MELBOURNE, Fla. - Kevin Johnson is a professor of oceanography and environmental science at Florida Tech. Johnson and his students are looking at the Indian River Lagoon as its experiencing algae bloom and accompanying fish kills.
"These little small-celled algae blooms, whether it’s Aureoumbra [lagunensis] -- the 'brown tide' -- or some of these other greener looking microplankton, can last for quite a while," Johnson explained. "They can be very persistent because they’re small cells, they don’t need a lot of nutrients to keep going.

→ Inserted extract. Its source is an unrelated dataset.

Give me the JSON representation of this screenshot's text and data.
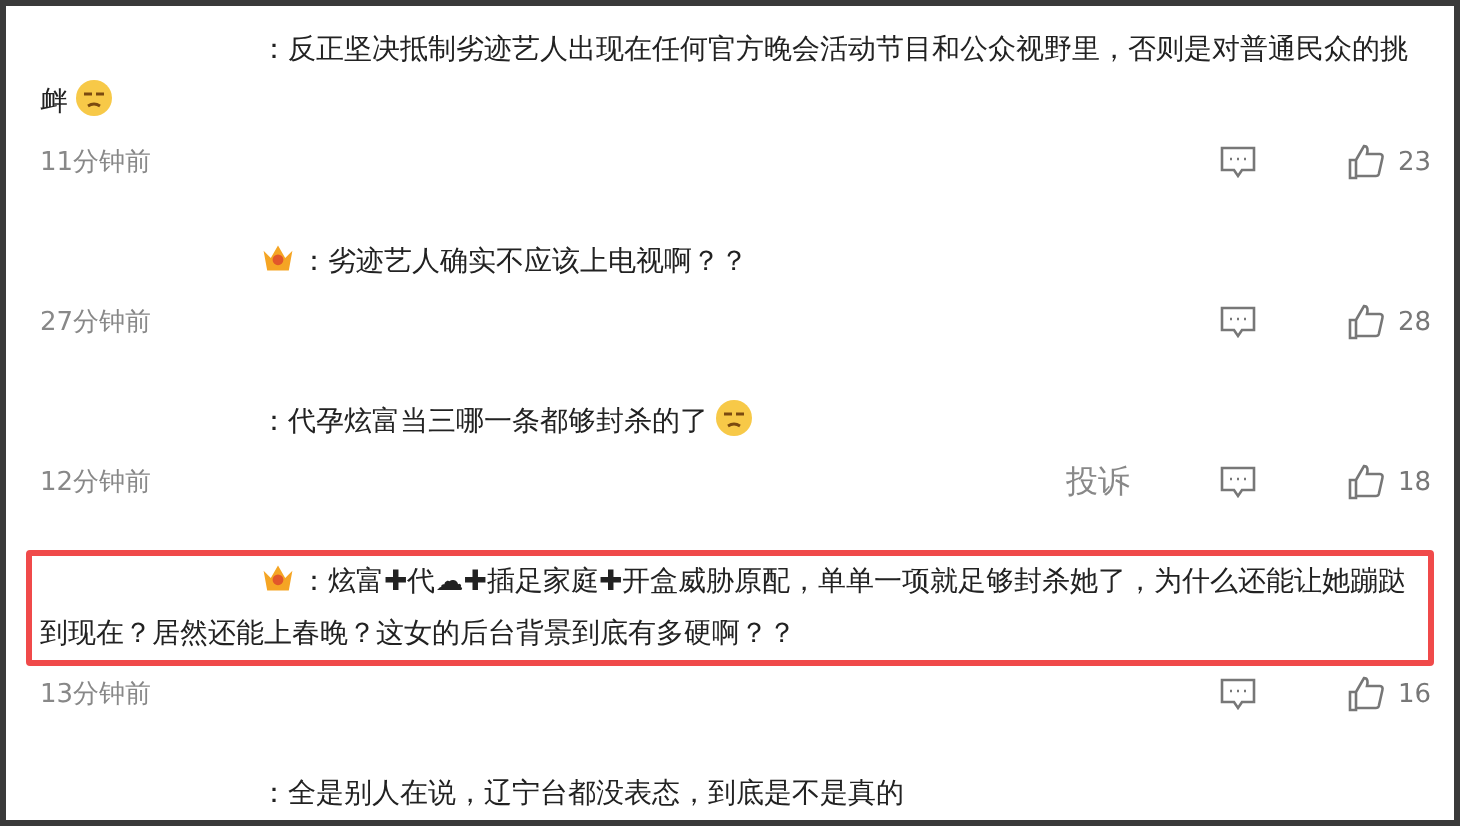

Earlier this year, Brevard County approved spending more than $55 million generated by a local sales tax to help restore the Indian River Lagoon. One of the biggest priorities is converting houses with septic systems to sewer service.
Johnson says that could help in the long-run, but not anytime soon.
"If the water goes anoxic -- or lacks oxygen -- those animals will suffocate and that’s when we get a fish kill," he added.
Stormwater treatment is another priority.